Property Owners Hit by Regulatory Takings Deserve Compensation

Regulatory takings occur when the government enacts a regulation or law that diminishes the value of the property but does not take ownership. … more

A Proposal for Property Protection

Proposal 4: A Legal Review and Analysis

Proposal 4 of 2006, which will appear on the November ballot, is a proposed state constitutional amendment that would alter state law regarding eminent domain, the legal theory that permits the government to take private property for public use if the government pays just compensation. … more

The Property Rights Fight Since Kelo

While federal reform efforts have stalled, Michigan residents are well placed to prevent the government from cynically confiscating the property where they live, work and worship. … more

Restoring Our Heritage of Property Rights

America’s Founders created a system of government designed to protect property rights. The Founders were influenced by the 17th century philosopher John Locke, who held that everyone who labored had a natural right to property. Property rights, he wrote, reward effort and reduce conflict. Preserving “lives, liberties, and estates” is “the great and chief end” of government. … more

Mackinac Center Amicus Curiae Brief in Attorney General v. Michigan Public Service Commission

A Mackinac Center “friend of the court” filing to the Michigan Supreme Court in a case involving the Michigan Public Service Commission’s renewable-energy surcharge on electrical bills. … more

Making State Agencies More Accountable

Agencies and commissions have become so used to having free reign that they broadly construe their mission even where the Legislature only gives a particular agency or commission a limited task. … more

Mackinac Center Amicus Curiae Brief in DPG York v. Michigan

A Mackinac Center “friend of the court” filing to the Michigan Court of Appeals in a case involving the preferential sale of state land. … more

Michigan Landowners To Be Heard at U.S. Supreme Court

Congress has effectively entered into land-use regulation, a domain traditionally left to state and local government.
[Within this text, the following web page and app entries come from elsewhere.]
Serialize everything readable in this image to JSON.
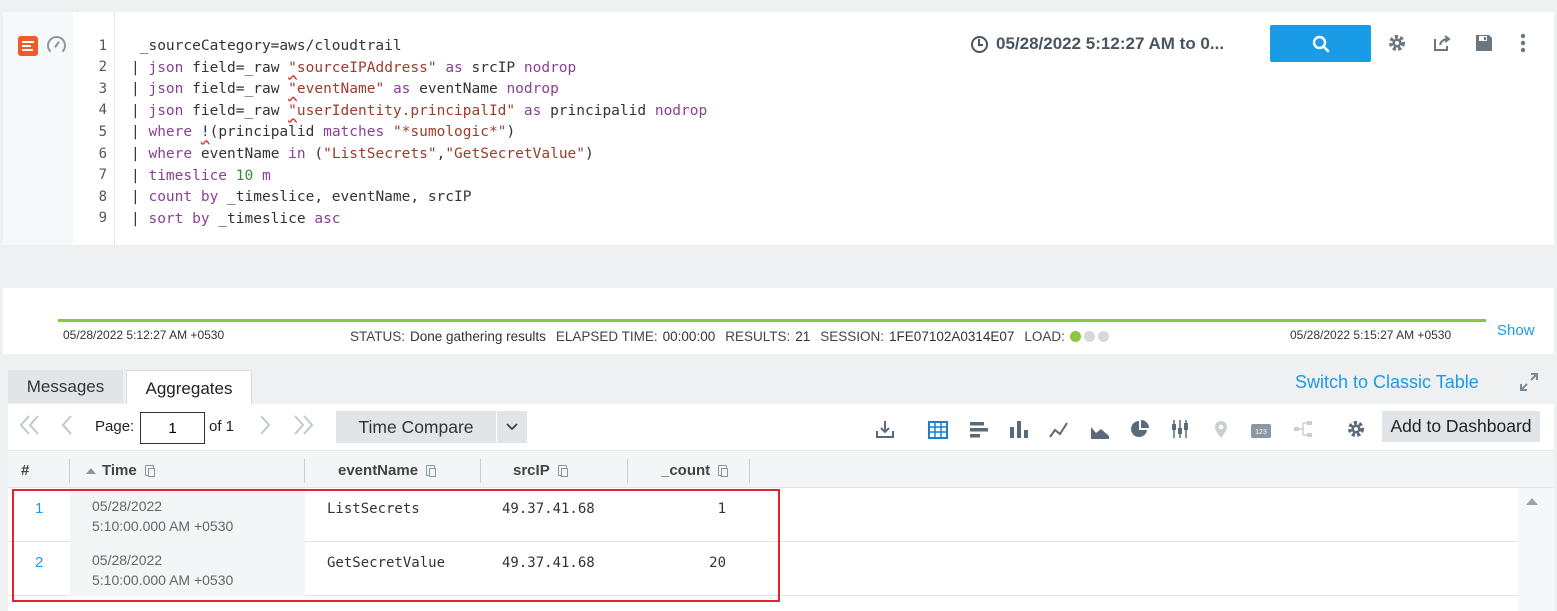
{
  "editor": {
    "line_numbers": [
      "1",
      "2",
      "3",
      "4",
      "5",
      "6",
      "7",
      "8",
      "9"
    ],
    "time_range": "05/28/2022 5:12:27 AM to 0...",
    "icons": {
      "query": "document-icon",
      "perf": "gauge-icon",
      "clock": "clock-icon",
      "search": "search-icon",
      "settings": "gear-icon",
      "share": "share-icon",
      "save": "save-icon",
      "more": "more-vertical-icon"
    }
  },
  "status": {
    "start_time": "05/28/2022 5:12:27 AM +0530",
    "end_time": "05/28/2022 5:15:27 AM +0530",
    "status_label": "STATUS:",
    "status_value": "Done gathering results",
    "elapsed_label": "ELAPSED TIME:",
    "elapsed_value": "00:00:00",
    "results_label": "RESULTS:",
    "results_value": "21",
    "session_label": "SESSION:",
    "session_value": "1FE07102A0314E07",
    "load_label": "LOAD:",
    "show_link": "Show"
  },
  "tabs": {
    "messages": "Messages",
    "aggregates": "Aggregates",
    "switch_link": "Switch to Classic Table"
  },
  "pager": {
    "page_label": "Page:",
    "page_value": "1",
    "of_label": "of 1",
    "time_compare": "Time Compare",
    "add_dashboard": "Add to Dashboard"
  },
  "table": {
    "headers": {
      "num": "#",
      "time": "Time",
      "event": "eventName",
      "src": "srcIP",
      "count": "_count"
    },
    "rows": [
      {
        "num": "1",
        "date": "05/28/2022",
        "time": "5:10:00.000 AM +0530",
        "event": "ListSecrets",
        "src": "49.37.41.68",
        "count": "1"
      },
      {
        "num": "2",
        "date": "05/28/2022",
        "time": "5:10:00.000 AM +0530",
        "event": "GetSecretValue",
        "src": "49.37.41.68",
        "count": "20"
      }
    ]
  },
  "colors": {
    "accent": "#1a9be6",
    "progress": "#8cc63f",
    "highlight": "#e0262c",
    "brand": "#f0592a"
  }
}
Worse, Congress delegated its authority to the Army Corps of Engineers, whose employees, whatever their expertise, never face the crucible of an election. … more
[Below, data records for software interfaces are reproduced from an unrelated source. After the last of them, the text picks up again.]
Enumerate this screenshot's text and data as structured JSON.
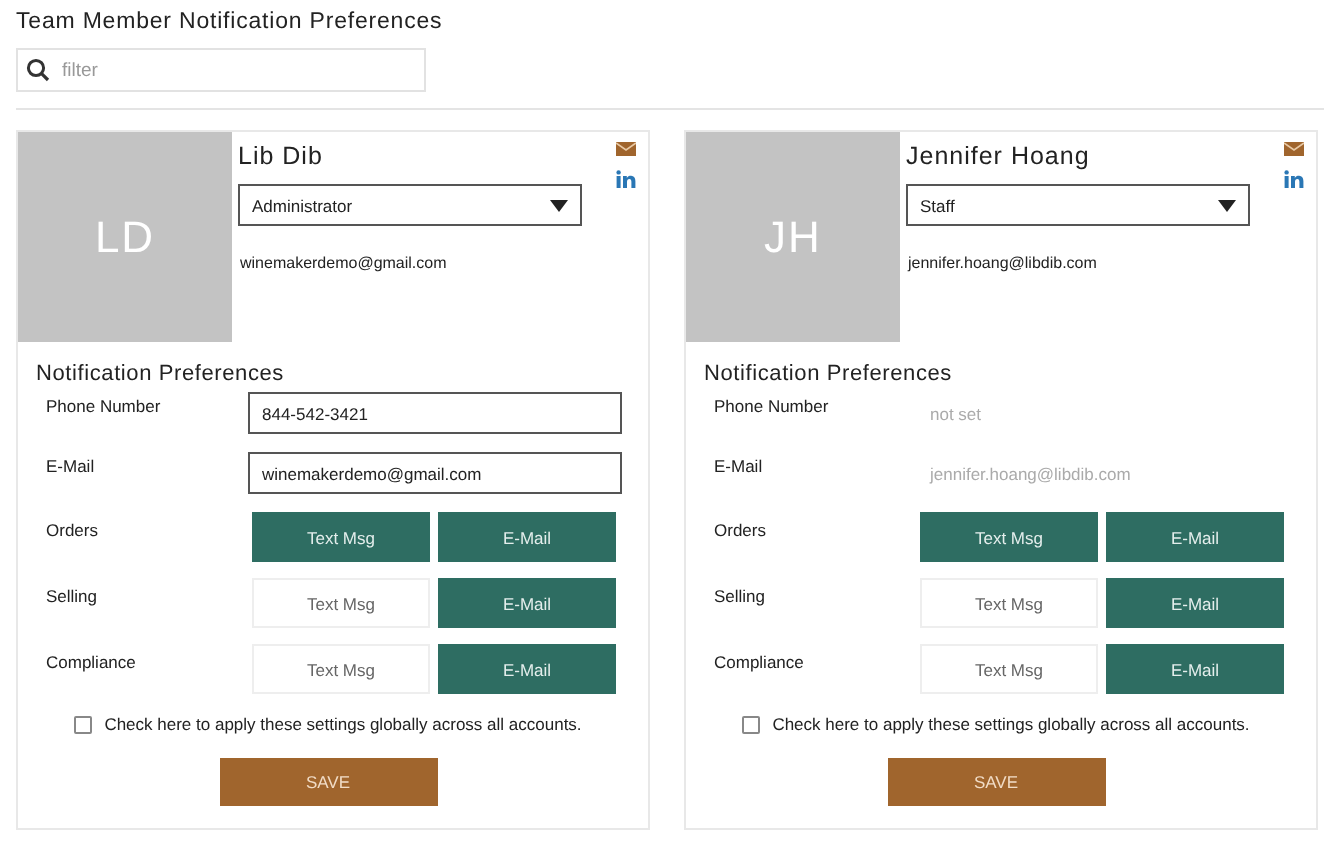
{
  "title": "Team Member Notification Preferences",
  "search": {
    "placeholder": "filter"
  },
  "members": [
    {
      "initials": "LD",
      "name": "Lib Dib",
      "role": "Administrator",
      "email": "winemakerdemo@gmail.com",
      "section_title": "Notification Preferences",
      "contact": [
        {
          "label": "Phone Number",
          "value": "844-542-3421",
          "editable": true
        },
        {
          "label": "E-Mail",
          "value": "winemakerdemo@gmail.com",
          "editable": true
        }
      ],
      "preferences": [
        {
          "label": "Orders",
          "options": [
            {
              "label": "Text Msg",
              "selected": true
            },
            {
              "label": "E-Mail",
              "selected": true
            }
          ]
        },
        {
          "label": "Selling",
          "options": [
            {
              "label": "Text Msg",
              "selected": false
            },
            {
              "label": "E-Mail",
              "selected": true
            }
          ]
        },
        {
          "label": "Compliance",
          "options": [
            {
              "label": "Text Msg",
              "selected": false
            },
            {
              "label": "E-Mail",
              "selected": true
            }
          ]
        }
      ],
      "global": {
        "label": "Check here to apply these settings globally across all accounts.",
        "checked": false
      },
      "save": "SAVE"
    },
    {
      "initials": "JH",
      "name": "Jennifer Hoang",
      "role": "Staff",
      "email": "jennifer.hoang@libdib.com",
      "section_title": "Notification Preferences",
      "contact": [
        {
          "label": "Phone Number",
          "value": "not set",
          "editable": false
        },
        {
          "label": "E-Mail",
          "value": "jennifer.hoang@libdib.com",
          "editable": false
        }
      ],
      "preferences": [
        {
          "label": "Orders",
          "options": [
            {
              "label": "Text Msg",
              "selected": true
            },
            {
              "label": "E-Mail",
              "selected": true
            }
          ]
        },
        {
          "label": "Selling",
          "options": [
            {
              "label": "Text Msg",
              "selected": false
            },
            {
              "label": "E-Mail",
              "selected": true
            }
          ]
        },
        {
          "label": "Compliance",
          "options": [
            {
              "label": "Text Msg",
              "selected": false
            },
            {
              "label": "E-Mail",
              "selected": true
            }
          ]
        }
      ],
      "global": {
        "label": "Check here to apply these settings globally across all accounts.",
        "checked": false
      },
      "save": "SAVE"
    }
  ]
}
Court correctly ended MEA’s Catholic school bid

Mackinac Center Amicus Curiae Brief in Rapanos v. United States and Carabell v. United States Army Corps of Engineers
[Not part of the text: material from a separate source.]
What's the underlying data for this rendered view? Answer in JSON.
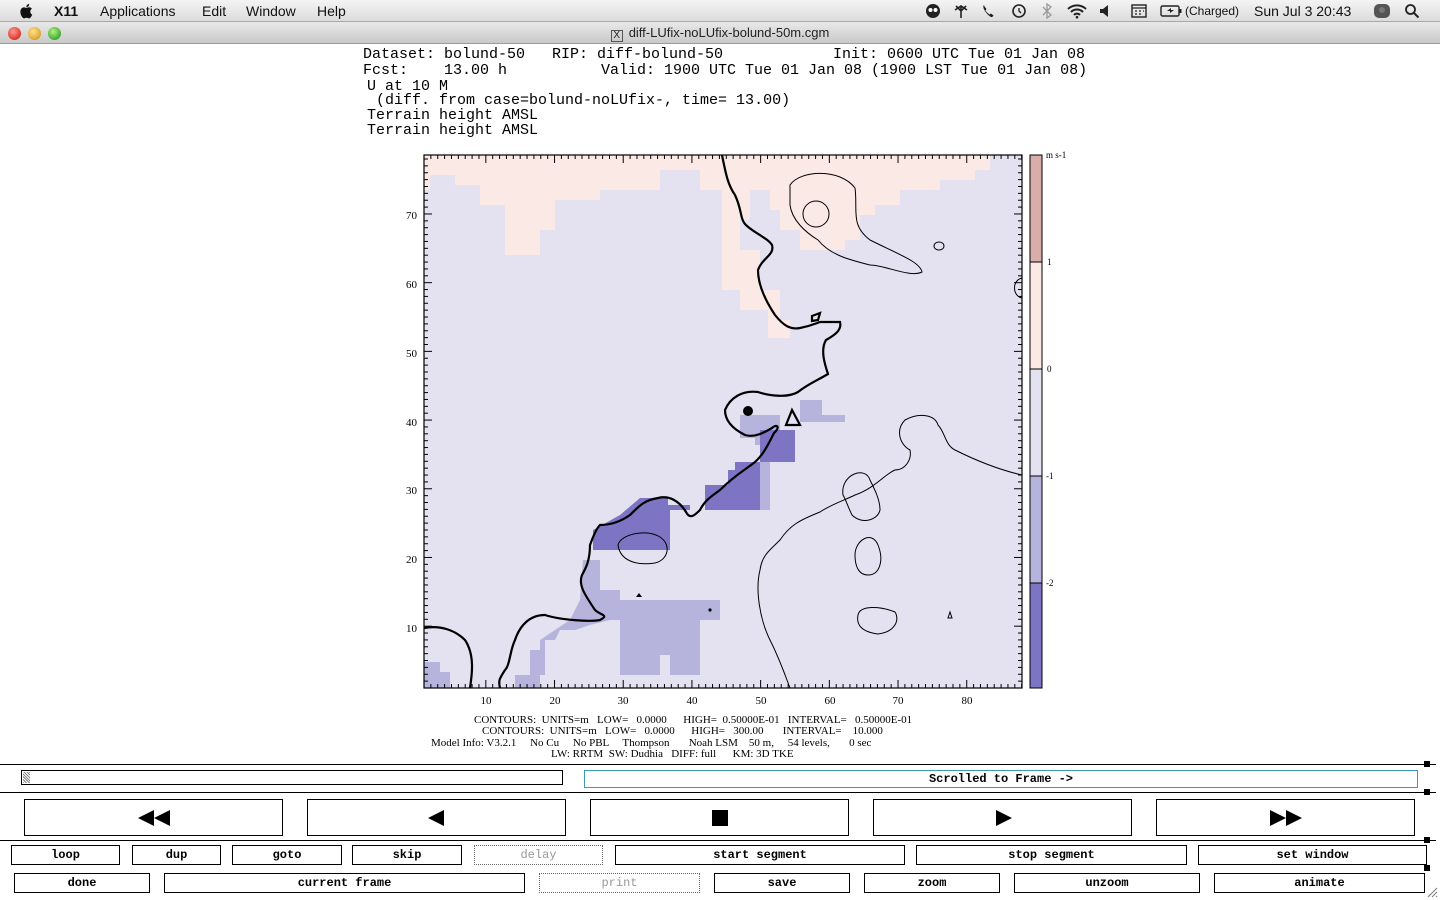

A Mackinac Center “friend of the court” filing to the U.S. Supreme Court in two cases involving federal wetlands regulation of Michigan properties. … more

Taking Liberties

Taking Measures

Michigan Supreme Court Ruling on “Beachwalking” Erodes Property Rights

The court’s ruling now exposes Great Lakes waterfront landowners to new risks and intrusions. Do the landowners have a duty to make the area beneath the high-water mark safe for walkers or wheelchair users? Can people fish all day below the high-water mark? … more

Court Building

Property Damage